Golf courses during the pandemic year of 2020 lost most of their tournaments and other money-making events, but still stayed solidly on the fairway financially.
That is because golf, an outdoor sport where participants don’t have to mash together, is considered a relatively safe activity. A huge number of men and women otherwise cooped up much of the year eagerly took advantage.
“We almost doubled the number of rounds from our best previous year,” said Dellwood Country Club general manager Dennis Countryman. “The golf course was a great place for members to get away from the stress of dealing with COVID.”
Several revenue streams declined steeply — such as hosting weddings, swimming pool use and special golf events — but the amount of golf being played exploded. Countryman predicted next year will also be very good.
“With golf being such a safe place, a lot of people were introduced to golf, or re-introduced, this year. We expect this to be the biggest increase in people playing golf since the Tiger Boom, second-only to that,” he said, referring to the surge in popularity of the sport after Tiger Woods became its biggest star in the late 1990’s.

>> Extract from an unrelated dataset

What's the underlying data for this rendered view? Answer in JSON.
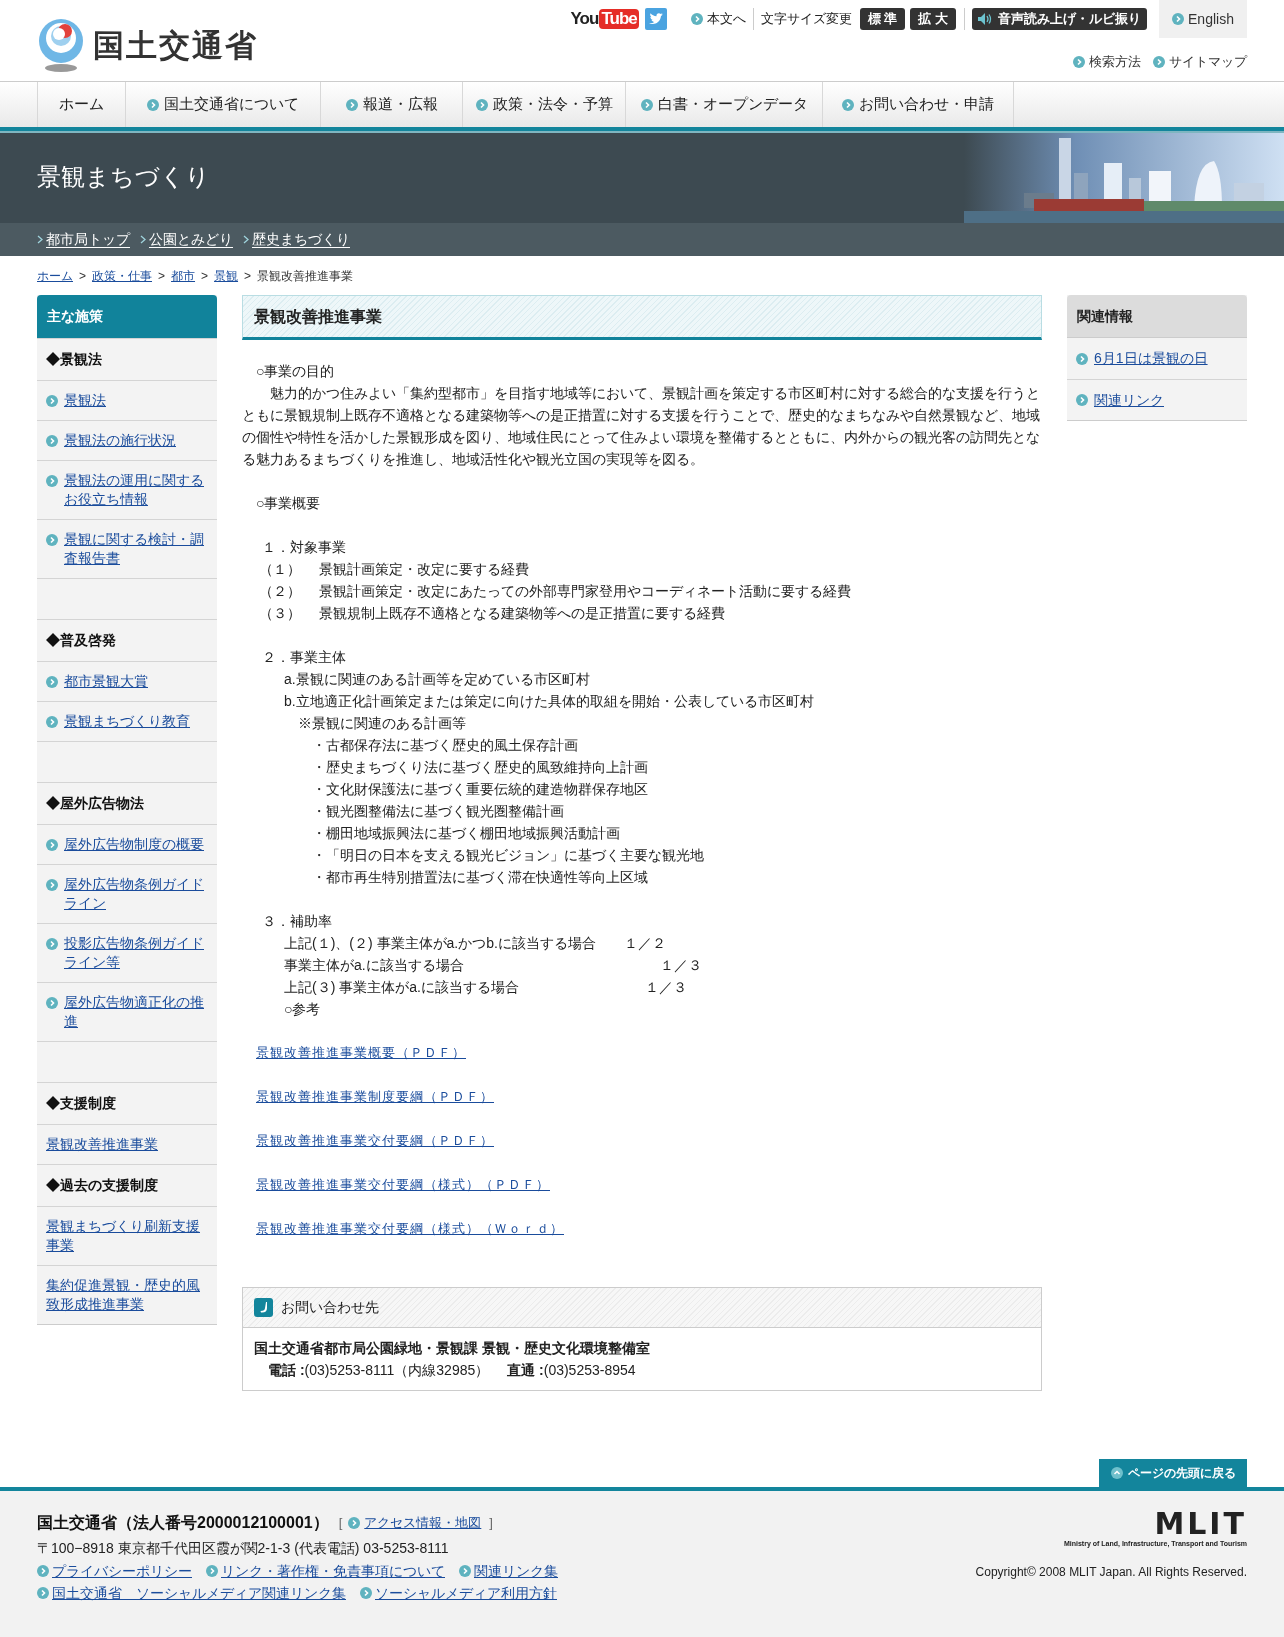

Chomonix Golf Course in Lino Lakes had a “record year for revenue,” said Mark Johnson, golf operations manager.
Johnson reported that rounds played rose 42% over 2019, club membership increased and everything in the pro shop was sold out. Chomonix and many other clubs could not keep up with the demand for golf balls.

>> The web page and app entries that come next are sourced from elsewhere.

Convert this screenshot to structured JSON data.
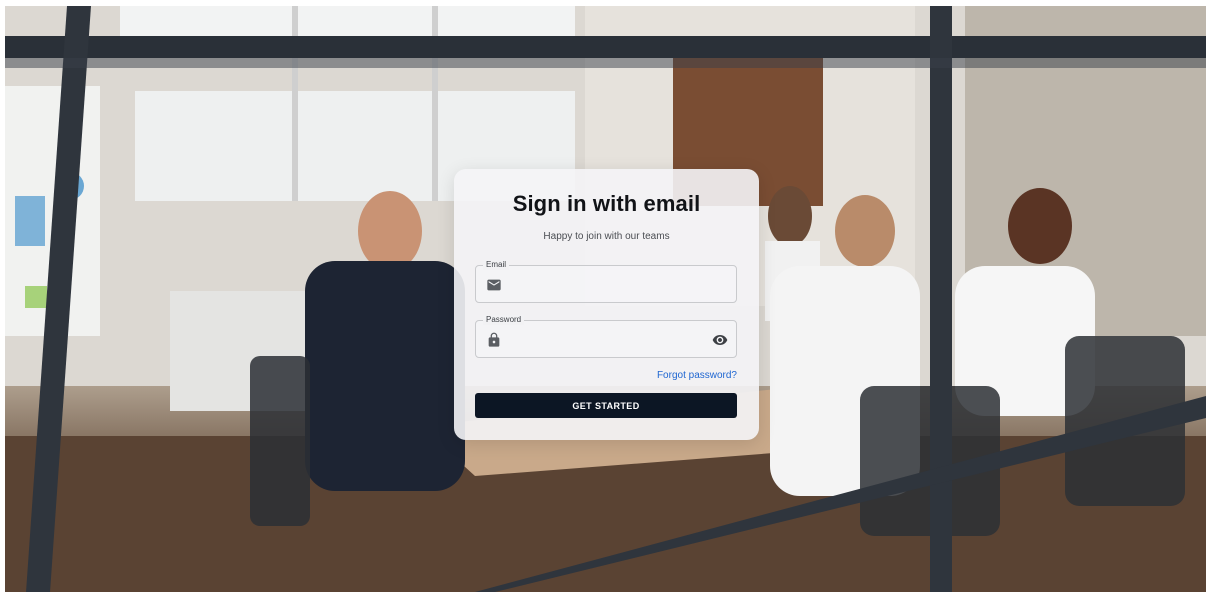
{
  "background": {
    "scene": "meeting-room-photo"
  },
  "card": {
    "title": "Sign in with email",
    "subtitle": "Happy to join with our teams",
    "email": {
      "label": "Email",
      "value": "",
      "icon": "mail-icon"
    },
    "password": {
      "label": "Password",
      "value": "",
      "icon": "lock-icon",
      "toggle_icon": "eye-icon"
    },
    "forgot_label": "Forgot password?",
    "submit_label": "GET STARTED"
  },
  "colors": {
    "button_bg": "#0c1624",
    "link": "#1f66d1",
    "card_bg": "#f4f4f6"
  }
}
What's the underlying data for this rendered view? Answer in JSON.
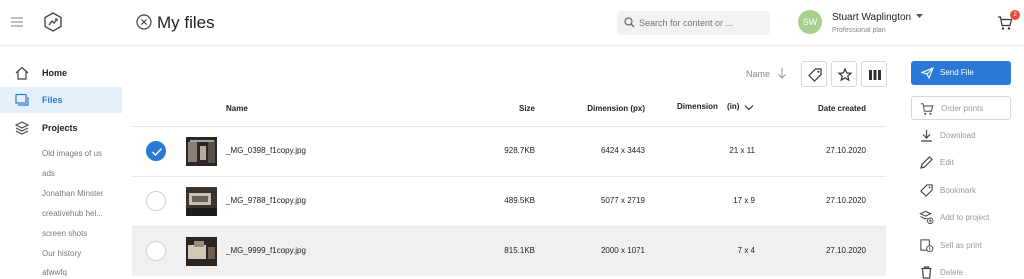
{
  "header": {
    "title": "My files",
    "search_placeholder": "Search for content or ...",
    "user": {
      "initials": "SW",
      "name": "Stuart Waplington",
      "plan": "Professional plan"
    },
    "cart_count": "2"
  },
  "sidebar": {
    "items": [
      {
        "label": "Home"
      },
      {
        "label": "Files"
      },
      {
        "label": "Projects"
      }
    ],
    "projects": [
      "Old images of us",
      "ads",
      "Jonathan Minster",
      "creativehub hel...",
      "screen shots",
      "Our history",
      "afwwfq"
    ]
  },
  "toolbar": {
    "sort_label": "Name"
  },
  "table": {
    "columns": {
      "name": "Name",
      "size": "Size",
      "dimension_px": "Dimension (px)",
      "dimension": "Dimension",
      "dimension_unit": "(in)",
      "date": "Date created"
    },
    "rows": [
      {
        "name": "_MG_0398_f1copy.jpg",
        "size": "928.7KB",
        "dim_px": "6424 x 3443",
        "dim_in": "21 x 11",
        "date": "27.10.2020",
        "selected": true
      },
      {
        "name": "_MG_9788_f1copy.jpg",
        "size": "489.5KB",
        "dim_px": "5077 x 2719",
        "dim_in": "17 x 9",
        "date": "27.10.2020",
        "selected": false
      },
      {
        "name": "_MG_9999_f1copy.jpg",
        "size": "815.1KB",
        "dim_px": "2000 x 1071",
        "dim_in": "7 x 4",
        "date": "27.10.2020",
        "selected": false
      }
    ]
  },
  "actions": {
    "send": "Send File",
    "order": "Order prints",
    "items": [
      "Download",
      "Edit",
      "Bookmark",
      "Add to project",
      "Sell as print",
      "Delete"
    ]
  },
  "colors": {
    "accent": "#2b79d6",
    "avatar": "#a8d08d",
    "badge": "#e74c3c",
    "active_bg": "#e6f0fb"
  }
}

One member who works at Golf Galaxy told him that sales for starter sets were “unbelievable.”
“A lot of new people got into paying golf this year,” he said. “We hope that momentum carries into 2021. There are a lot of other activities people could not do this year. I hope things will open up again next year so they can start back up, which could hurt us a little.”

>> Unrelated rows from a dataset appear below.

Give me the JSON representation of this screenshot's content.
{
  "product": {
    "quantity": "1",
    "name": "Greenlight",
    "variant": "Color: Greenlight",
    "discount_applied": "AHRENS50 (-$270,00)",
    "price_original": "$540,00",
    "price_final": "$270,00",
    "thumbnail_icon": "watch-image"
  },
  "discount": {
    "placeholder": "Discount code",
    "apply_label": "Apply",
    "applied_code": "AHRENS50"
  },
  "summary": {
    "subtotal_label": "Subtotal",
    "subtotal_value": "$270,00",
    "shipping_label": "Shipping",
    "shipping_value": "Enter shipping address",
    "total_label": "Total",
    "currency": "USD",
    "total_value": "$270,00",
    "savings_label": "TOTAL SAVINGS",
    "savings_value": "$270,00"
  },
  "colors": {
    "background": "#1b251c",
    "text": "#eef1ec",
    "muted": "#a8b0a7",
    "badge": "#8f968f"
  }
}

On the downside: “A number of our big events did not happen, and we did not get a lot of inquiries about events.”
Another feature gone most of the summer was Men’s Club, which normally has 120 participants every Thursday evening with shotgun starts. They were not able to start Men’s Club until August, and then with limited numbers. There was no revenue from after-golf socializing and dinner.
Jon Hatcher, head golf professional at Oneka Ridge Golf Club in Hugo, reports that close to 40,000 rounds were played. “It did go up,” Hatcher said.
Oneka held eight tournaments, but on a “very limited basis, on a very scaled-down version,” he said. Asked how they fared financially overall, he said only that “it was a good year.”
Looking ahead, he said, “I think the outlook is good. 2020 brought a lot of new golfers out to the club, so any new people that are brought to the game is a positive.”